Dataset rows for apps and sites

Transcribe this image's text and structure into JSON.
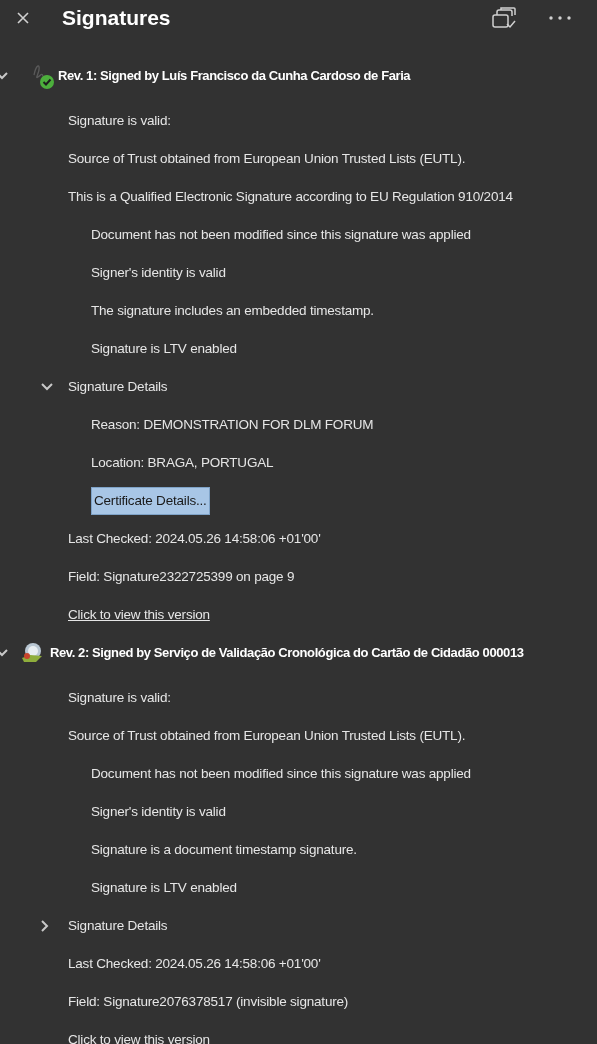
{
  "panel": {
    "title": "Signatures"
  },
  "signatures": [
    {
      "title": "Rev. 1: Signed by Luís Francisco da Cunha Cardoso de Faria",
      "kind": "signature",
      "expanded": true,
      "items": [
        {
          "kind": "text",
          "text": "Signature is valid:"
        },
        {
          "kind": "text",
          "text": "Source of Trust obtained from European Union Trusted Lists (EUTL)."
        },
        {
          "kind": "text",
          "text": "This is a Qualified Electronic Signature according to EU Regulation 910/2014",
          "children": [
            {
              "kind": "text",
              "text": "Document has not been modified since this signature was applied"
            },
            {
              "kind": "text",
              "text": "Signer's identity is valid"
            },
            {
              "kind": "text",
              "text": "The signature includes an embedded timestamp."
            },
            {
              "kind": "text",
              "text": "Signature is LTV enabled"
            }
          ]
        },
        {
          "kind": "group",
          "text": "Signature Details",
          "expanded": true,
          "children": [
            {
              "kind": "text",
              "text": "Reason: DEMONSTRATION FOR DLM FORUM"
            },
            {
              "kind": "text",
              "text": "Location: BRAGA, PORTUGAL"
            },
            {
              "kind": "button",
              "text": "Certificate Details...",
              "selected": true
            }
          ]
        },
        {
          "kind": "text",
          "text": "Last Checked: 2024.05.26 14:58:06 +01'00'"
        },
        {
          "kind": "text",
          "text": "Field: Signature2322725399 on page 9"
        },
        {
          "kind": "link",
          "text": "Click to view this version"
        }
      ]
    },
    {
      "title": "Rev. 2: Signed by Serviço de Validação Cronológica do Cartão de Cidadão 000013",
      "kind": "timestamp",
      "expanded": true,
      "items": [
        {
          "kind": "text",
          "text": "Signature is valid:"
        },
        {
          "kind": "text",
          "text": "Source of Trust obtained from European Union Trusted Lists (EUTL).",
          "children": [
            {
              "kind": "text",
              "text": "Document has not been modified since this signature was applied"
            },
            {
              "kind": "text",
              "text": "Signer's identity is valid"
            },
            {
              "kind": "text",
              "text": "Signature is a document timestamp signature."
            },
            {
              "kind": "text",
              "text": "Signature is LTV enabled"
            }
          ]
        },
        {
          "kind": "group",
          "text": "Signature Details",
          "expanded": false
        },
        {
          "kind": "text",
          "text": "Last Checked: 2024.05.26 14:58:06 +01'00'"
        },
        {
          "kind": "text",
          "text": "Field: Signature2076378517 (invisible signature)"
        },
        {
          "kind": "link",
          "text": "Click to view this version"
        }
      ]
    }
  ]
}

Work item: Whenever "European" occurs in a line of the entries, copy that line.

Worked solution:
          "text": "Source of Trust obtained from European Union Trusted Lists (EUTL)."
          "text": "Source of Trust obtained from European Union Trusted Lists (EUTL).",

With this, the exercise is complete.